**Exercise description:** Pictures aside, can you reproduce the records word for word?
(Supplied information begins)
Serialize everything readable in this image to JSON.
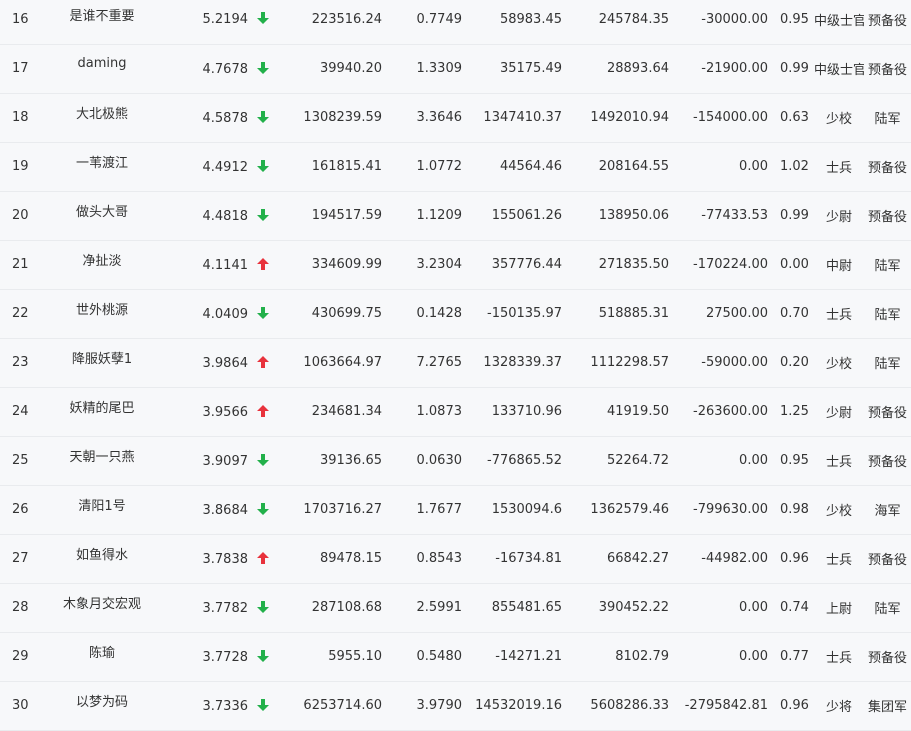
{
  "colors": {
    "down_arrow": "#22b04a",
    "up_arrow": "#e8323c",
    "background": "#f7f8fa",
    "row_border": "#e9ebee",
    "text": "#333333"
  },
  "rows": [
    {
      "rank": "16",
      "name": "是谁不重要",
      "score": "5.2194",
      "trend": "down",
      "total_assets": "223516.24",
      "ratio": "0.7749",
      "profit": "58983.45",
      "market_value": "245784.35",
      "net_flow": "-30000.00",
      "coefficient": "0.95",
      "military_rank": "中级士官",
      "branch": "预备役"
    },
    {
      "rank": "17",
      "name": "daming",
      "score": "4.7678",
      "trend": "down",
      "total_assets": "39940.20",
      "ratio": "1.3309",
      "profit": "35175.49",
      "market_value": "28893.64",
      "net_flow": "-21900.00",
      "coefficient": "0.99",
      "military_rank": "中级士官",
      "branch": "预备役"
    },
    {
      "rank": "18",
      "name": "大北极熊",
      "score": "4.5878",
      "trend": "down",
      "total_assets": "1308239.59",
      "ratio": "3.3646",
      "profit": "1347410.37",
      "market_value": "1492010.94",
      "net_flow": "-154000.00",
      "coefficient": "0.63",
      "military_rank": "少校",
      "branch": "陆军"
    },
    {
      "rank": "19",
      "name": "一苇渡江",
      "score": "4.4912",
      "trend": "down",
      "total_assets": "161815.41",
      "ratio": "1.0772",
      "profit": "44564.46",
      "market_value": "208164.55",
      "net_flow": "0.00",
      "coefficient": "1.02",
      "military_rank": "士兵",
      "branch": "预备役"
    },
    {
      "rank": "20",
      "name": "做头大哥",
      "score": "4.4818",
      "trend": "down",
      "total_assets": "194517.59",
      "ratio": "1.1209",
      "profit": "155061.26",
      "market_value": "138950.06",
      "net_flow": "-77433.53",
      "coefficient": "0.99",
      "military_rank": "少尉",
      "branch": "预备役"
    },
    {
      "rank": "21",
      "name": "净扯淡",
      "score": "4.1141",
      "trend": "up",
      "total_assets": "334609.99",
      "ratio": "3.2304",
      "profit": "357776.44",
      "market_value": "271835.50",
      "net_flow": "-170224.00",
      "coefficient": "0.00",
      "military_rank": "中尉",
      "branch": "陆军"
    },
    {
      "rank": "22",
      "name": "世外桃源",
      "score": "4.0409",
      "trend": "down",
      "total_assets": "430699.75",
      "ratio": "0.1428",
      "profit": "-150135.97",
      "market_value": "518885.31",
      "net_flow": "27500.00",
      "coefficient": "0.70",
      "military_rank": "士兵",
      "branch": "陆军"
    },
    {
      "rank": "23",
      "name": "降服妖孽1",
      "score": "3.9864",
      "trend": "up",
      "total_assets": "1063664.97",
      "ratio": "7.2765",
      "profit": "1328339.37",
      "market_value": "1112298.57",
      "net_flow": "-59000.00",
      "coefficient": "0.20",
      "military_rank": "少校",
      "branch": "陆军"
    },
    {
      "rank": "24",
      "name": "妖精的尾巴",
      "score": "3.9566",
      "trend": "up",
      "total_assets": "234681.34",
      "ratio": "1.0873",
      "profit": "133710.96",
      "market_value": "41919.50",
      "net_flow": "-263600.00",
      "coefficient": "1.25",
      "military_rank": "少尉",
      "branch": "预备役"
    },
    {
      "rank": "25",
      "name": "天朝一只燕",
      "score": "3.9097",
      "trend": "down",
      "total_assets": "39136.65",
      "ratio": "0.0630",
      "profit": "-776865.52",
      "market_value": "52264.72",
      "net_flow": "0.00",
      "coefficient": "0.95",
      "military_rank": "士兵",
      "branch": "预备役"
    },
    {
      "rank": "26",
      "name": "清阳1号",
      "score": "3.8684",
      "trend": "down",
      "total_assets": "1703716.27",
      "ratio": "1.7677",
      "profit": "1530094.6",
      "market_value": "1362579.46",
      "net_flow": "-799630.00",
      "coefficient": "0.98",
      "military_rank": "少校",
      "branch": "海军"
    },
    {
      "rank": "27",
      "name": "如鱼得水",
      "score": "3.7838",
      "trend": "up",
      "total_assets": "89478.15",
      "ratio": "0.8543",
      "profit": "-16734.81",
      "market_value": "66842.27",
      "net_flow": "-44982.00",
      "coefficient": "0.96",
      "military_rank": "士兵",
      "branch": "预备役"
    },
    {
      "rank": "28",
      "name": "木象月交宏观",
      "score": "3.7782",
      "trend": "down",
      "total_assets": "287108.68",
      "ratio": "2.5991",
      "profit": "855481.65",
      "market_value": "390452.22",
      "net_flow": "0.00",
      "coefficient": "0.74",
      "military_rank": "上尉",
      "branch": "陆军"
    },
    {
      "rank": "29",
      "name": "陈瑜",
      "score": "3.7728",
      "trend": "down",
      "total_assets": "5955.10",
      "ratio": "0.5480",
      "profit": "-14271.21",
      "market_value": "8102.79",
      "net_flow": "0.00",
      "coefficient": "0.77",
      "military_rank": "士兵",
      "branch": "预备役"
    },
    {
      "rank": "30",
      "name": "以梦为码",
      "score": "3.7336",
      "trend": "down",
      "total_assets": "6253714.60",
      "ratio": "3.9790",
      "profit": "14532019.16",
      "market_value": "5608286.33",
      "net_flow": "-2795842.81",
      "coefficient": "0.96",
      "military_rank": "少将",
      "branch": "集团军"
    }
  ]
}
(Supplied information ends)
**Solved problem:**
Serialize everything readable in this image to JSON.
{
  "colors": {
    "down_arrow": "#22b04a",
    "up_arrow": "#e8323c",
    "background": "#f7f8fa",
    "row_border": "#e9ebee",
    "text": "#333333"
  },
  "rows": [
    {
      "rank": "16",
      "name": "是谁不重要",
      "score": "5.2194",
      "trend": "down",
      "total_assets": "223516.24",
      "ratio": "0.7749",
      "profit": "58983.45",
      "market_value": "245784.35",
      "net_flow": "-30000.00",
      "coefficient": "0.95",
      "military_rank": "中级士官",
      "branch": "预备役"
    },
    {
      "rank": "17",
      "name": "daming",
      "score": "4.7678",
      "trend": "down",
      "total_assets": "39940.20",
      "ratio": "1.3309",
      "profit": "35175.49",
      "market_value": "28893.64",
      "net_flow": "-21900.00",
      "coefficient": "0.99",
      "military_rank": "中级士官",
      "branch": "预备役"
    },
    {
      "rank": "18",
      "name": "大北极熊",
      "score": "4.5878",
      "trend": "down",
      "total_assets": "1308239.59",
      "ratio": "3.3646",
      "profit": "1347410.37",
      "market_value": "1492010.94",
      "net_flow": "-154000.00",
      "coefficient": "0.63",
      "military_rank": "少校",
      "branch": "陆军"
    },
    {
      "rank": "19",
      "name": "一苇渡江",
      "score": "4.4912",
      "trend": "down",
      "total_assets": "161815.41",
      "ratio": "1.0772",
      "profit": "44564.46",
      "market_value": "208164.55",
      "net_flow": "0.00",
      "coefficient": "1.02",
      "military_rank": "士兵",
      "branch": "预备役"
    },
    {
      "rank": "20",
      "name": "做头大哥",
      "score": "4.4818",
      "trend": "down",
      "total_assets": "194517.59",
      "ratio": "1.1209",
      "profit": "155061.26",
      "market_value": "138950.06",
      "net_flow": "-77433.53",
      "coefficient": "0.99",
      "military_rank": "少尉",
      "branch": "预备役"
    },
    {
      "rank": "21",
      "name": "净扯淡",
      "score": "4.1141",
      "trend": "up",
      "total_assets": "334609.99",
      "ratio": "3.2304",
      "profit": "357776.44",
      "market_value": "271835.50",
      "net_flow": "-170224.00",
      "coefficient": "0.00",
      "military_rank": "中尉",
      "branch": "陆军"
    },
    {
      "rank": "22",
      "name": "世外桃源",
      "score": "4.0409",
      "trend": "down",
      "total_assets": "430699.75",
      "ratio": "0.1428",
      "profit": "-150135.97",
      "market_value": "518885.31",
      "net_flow": "27500.00",
      "coefficient": "0.70",
      "military_rank": "士兵",
      "branch": "陆军"
    },
    {
      "rank": "23",
      "name": "降服妖孽1",
      "score": "3.9864",
      "trend": "up",
      "total_assets": "1063664.97",
      "ratio": "7.2765",
      "profit": "1328339.37",
      "market_value": "1112298.57",
      "net_flow": "-59000.00",
      "coefficient": "0.20",
      "military_rank": "少校",
      "branch": "陆军"
    },
    {
      "rank": "24",
      "name": "妖精的尾巴",
      "score": "3.9566",
      "trend": "up",
      "total_assets": "234681.34",
      "ratio": "1.0873",
      "profit": "133710.96",
      "market_value": "41919.50",
      "net_flow": "-263600.00",
      "coefficient": "1.25",
      "military_rank": "少尉",
      "branch": "预备役"
    },
    {
      "rank": "25",
      "name": "天朝一只燕",
      "score": "3.9097",
      "trend": "down",
      "total_assets": "39136.65",
      "ratio": "0.0630",
      "profit": "-776865.52",
      "market_value": "52264.72",
      "net_flow": "0.00",
      "coefficient": "0.95",
      "military_rank": "士兵",
      "branch": "预备役"
    },
    {
      "rank": "26",
      "name": "清阳1号",
      "score": "3.8684",
      "trend": "down",
      "total_assets": "1703716.27",
      "ratio": "1.7677",
      "profit": "1530094.6",
      "market_value": "1362579.46",
      "net_flow": "-799630.00",
      "coefficient": "0.98",
      "military_rank": "少校",
      "branch": "海军"
    },
    {
      "rank": "27",
      "name": "如鱼得水",
      "score": "3.7838",
      "trend": "up",
      "total_assets": "89478.15",
      "ratio": "0.8543",
      "profit": "-16734.81",
      "market_value": "66842.27",
      "net_flow": "-44982.00",
      "coefficient": "0.96",
      "military_rank": "士兵",
      "branch": "预备役"
    },
    {
      "rank": "28",
      "name": "木象月交宏观",
      "score": "3.7782",
      "trend": "down",
      "total_assets": "287108.68",
      "ratio": "2.5991",
      "profit": "855481.65",
      "market_value": "390452.22",
      "net_flow": "0.00",
      "coefficient": "0.74",
      "military_rank": "上尉",
      "branch": "陆军"
    },
    {
      "rank": "29",
      "name": "陈瑜",
      "score": "3.7728",
      "trend": "down",
      "total_assets": "5955.10",
      "ratio": "0.5480",
      "profit": "-14271.21",
      "market_value": "8102.79",
      "net_flow": "0.00",
      "coefficient": "0.77",
      "military_rank": "士兵",
      "branch": "预备役"
    },
    {
      "rank": "30",
      "name": "以梦为码",
      "score": "3.7336",
      "trend": "down",
      "total_assets": "6253714.60",
      "ratio": "3.9790",
      "profit": "14532019.16",
      "market_value": "5608286.33",
      "net_flow": "-2795842.81",
      "coefficient": "0.96",
      "military_rank": "少将",
      "branch": "集团军"
    }
  ]
}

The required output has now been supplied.